Obviously, fish can breathe in the water. We all know about that. But some kinds of fish have the ability to breathe both in water and air. Will the Cory catfish have that ability as well?
We sometimes see cory catfish swim to the top and gulp air with their mouths. Are they breathing? Do cory catfish breathe air?
Let’s find out the answer in this article.
Do Cory Catfish Breathe Air?
Yes. Cory catfish breathe air.
Corydoras can breathe in both water and air. In the fish tank at home, you will probably see them rushing to the surface to breathe and then diving quickly to the bottom.
Unlike most fish, they have a thick outer skin that makes it more difficult to breathe. That’s why they use a technique of aerial respiration where oxygen levels are low under the surface. It is a natural and necessary process to maintain their oxygen levels.
In the wild, this is how they survive in low-oxygen waters. In the aquarium tank, we rarely see them floating to the water’s surface to breathe unless the quality of the water worsens.
How Do Cory Catfish Breathe The Air From The Surface?
After cory catfish gulp oxygen from the surface, they ensure that it passes through their bloodstream using their posterior intestine. Their mouths are used to swallow air, and their gut lining absorbs it.
Furthermore, they are also able to excess extra air by pushing it out through their vents. Without this ability, they would find it difficult to survive in low oxygen areas.
Why Are My Cory Catfish Gasping For Air?
First of all, I was hoping you could pay attention to how often they are doing this. If it happens less than 45 times in an hour, then it’s quite normal. This is a situation that natural cory catfish are accustomed to in a natural setting where the surface of the water is shallow and the oxygen levels are low.
As your fish tank is a new ecosystem for them, they are quite likely to continue this practice even if the oxygen levels in the tank are ideal. There are a few possible reasons why cory catfish are often seen coming up for air:
- They have thick skin that makes it tougher to breathe in the water
- The water temperature is too high
- Aeration is inadequate
- They are digesting after the meal
- Pre-spawning or pregnant
- Having fun
- They are glad you are there
Video About Cory Catfish Gulping Air
Do I need an air pump for cory catfish?
Normally, cory catfish do not need an air pump. However, if you want to reduce the number of times they have to swim to the surface for air, an air pump can be bought for a low price. Aerating the tank with air stones can also be beneficial as it allows more air bubbles to form in the tank. The cory catfish may also enjoy them and maybe play around near them.
An air pump is present to increase oxygen levels. Including plants in your aquarium can also help, as well as having a larger aquarium to minimize the cory catfish from having to come up for air. Your tank may be deficient in oxygen if the action occurs multiple times per minute.

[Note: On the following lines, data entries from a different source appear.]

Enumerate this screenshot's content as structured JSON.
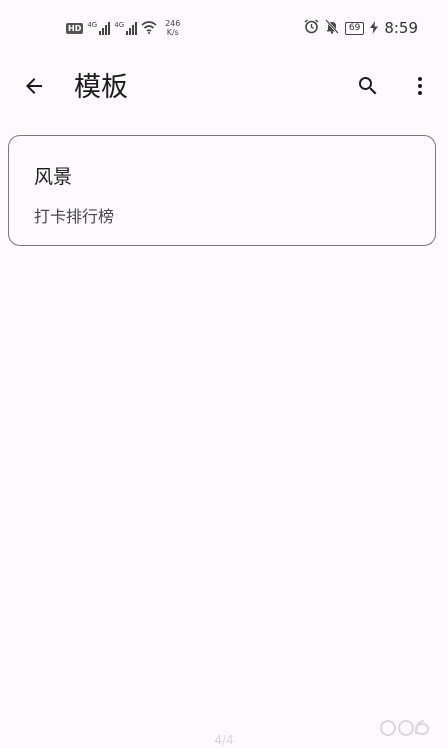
{
  "status_bar": {
    "hd_badge": "HD",
    "sim1_label": "4G",
    "sim2_label": "4G",
    "net_speed_value": "246",
    "net_speed_unit": "K/s",
    "battery": "69",
    "time": "8:59"
  },
  "header": {
    "title": "模板"
  },
  "templates": [
    {
      "title": "风景",
      "subtitle": "打卡排行榜"
    }
  ],
  "page_indicator": "4/4",
  "icons": {
    "back": "arrow-back-icon",
    "search": "search-icon",
    "more": "more-vert-icon"
  },
  "colors": {
    "background": "#fdf9fd",
    "card_border": "#7a757f",
    "text_primary": "#1c1b1f",
    "text_secondary": "#49454f"
  }
}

Why are my cory catfish gasping at the surface constantly?
You can sometimes see the Cory catfish dart to the surface to gulp air. This behavior is normal, but constantly gasping at the surface may indicate low oxygen levels or water quality problems. You should check your tank conditions.
Is my cory catfish swimming up to the surface for digestion?
You may have noticed that after cory catfish eat their meals, they usually sink to the bottom of the tank, and then they quickly dart up to the surface for some air. This behavior could be regarded as quirky or even concerning.
While scientific evidence doesn’t support the idea that swimming up for air during or after eating can actually aid their digestion, it is something many cory catfish keepers have noticed.
Annette M. Chaney is an experienced marine biologist with over 20 years of experience as an aquarist and fishkeeper. She started her first aquarium at a young age, filling it with frogs and goldfish obtained from the ten-cent pet store.
Annette grew up caring for and breeding African Cichlids, which led to a hobby in high school that doubled as a profitable means. Attending Reed College gave her time to solidify herself as an accomplished aquarium caretaker with an eye for sales. After that, from 2009 – 2013, she studied at Roger Williams University – one of the most prestigious universities for Aquaculture and Aquarium in USA. She is the founder of AquariumCircle since 2010